#### [DATA TO PROCESS]

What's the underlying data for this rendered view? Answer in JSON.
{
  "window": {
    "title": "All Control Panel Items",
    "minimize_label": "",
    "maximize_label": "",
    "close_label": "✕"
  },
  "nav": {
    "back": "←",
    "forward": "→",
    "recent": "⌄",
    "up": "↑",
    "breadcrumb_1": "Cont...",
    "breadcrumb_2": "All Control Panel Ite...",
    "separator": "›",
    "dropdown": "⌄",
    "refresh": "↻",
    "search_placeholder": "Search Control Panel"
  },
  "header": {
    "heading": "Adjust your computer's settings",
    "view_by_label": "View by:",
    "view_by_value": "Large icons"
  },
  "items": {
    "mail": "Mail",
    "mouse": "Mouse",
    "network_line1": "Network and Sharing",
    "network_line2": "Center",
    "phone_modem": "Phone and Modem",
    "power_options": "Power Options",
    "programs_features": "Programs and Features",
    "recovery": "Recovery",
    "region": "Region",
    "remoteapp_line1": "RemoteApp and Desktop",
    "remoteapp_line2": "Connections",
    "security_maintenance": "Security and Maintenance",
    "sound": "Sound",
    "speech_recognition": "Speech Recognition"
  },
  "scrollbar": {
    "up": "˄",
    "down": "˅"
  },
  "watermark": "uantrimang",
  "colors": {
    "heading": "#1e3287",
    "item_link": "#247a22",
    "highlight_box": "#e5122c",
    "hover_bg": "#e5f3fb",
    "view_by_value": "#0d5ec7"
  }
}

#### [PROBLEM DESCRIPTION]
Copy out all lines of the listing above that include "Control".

#### [REPLY]
    "title": "All Control Panel Items",
    "breadcrumb_2": "All Control Panel Ite...",
    "search_placeholder": "Search Control Panel"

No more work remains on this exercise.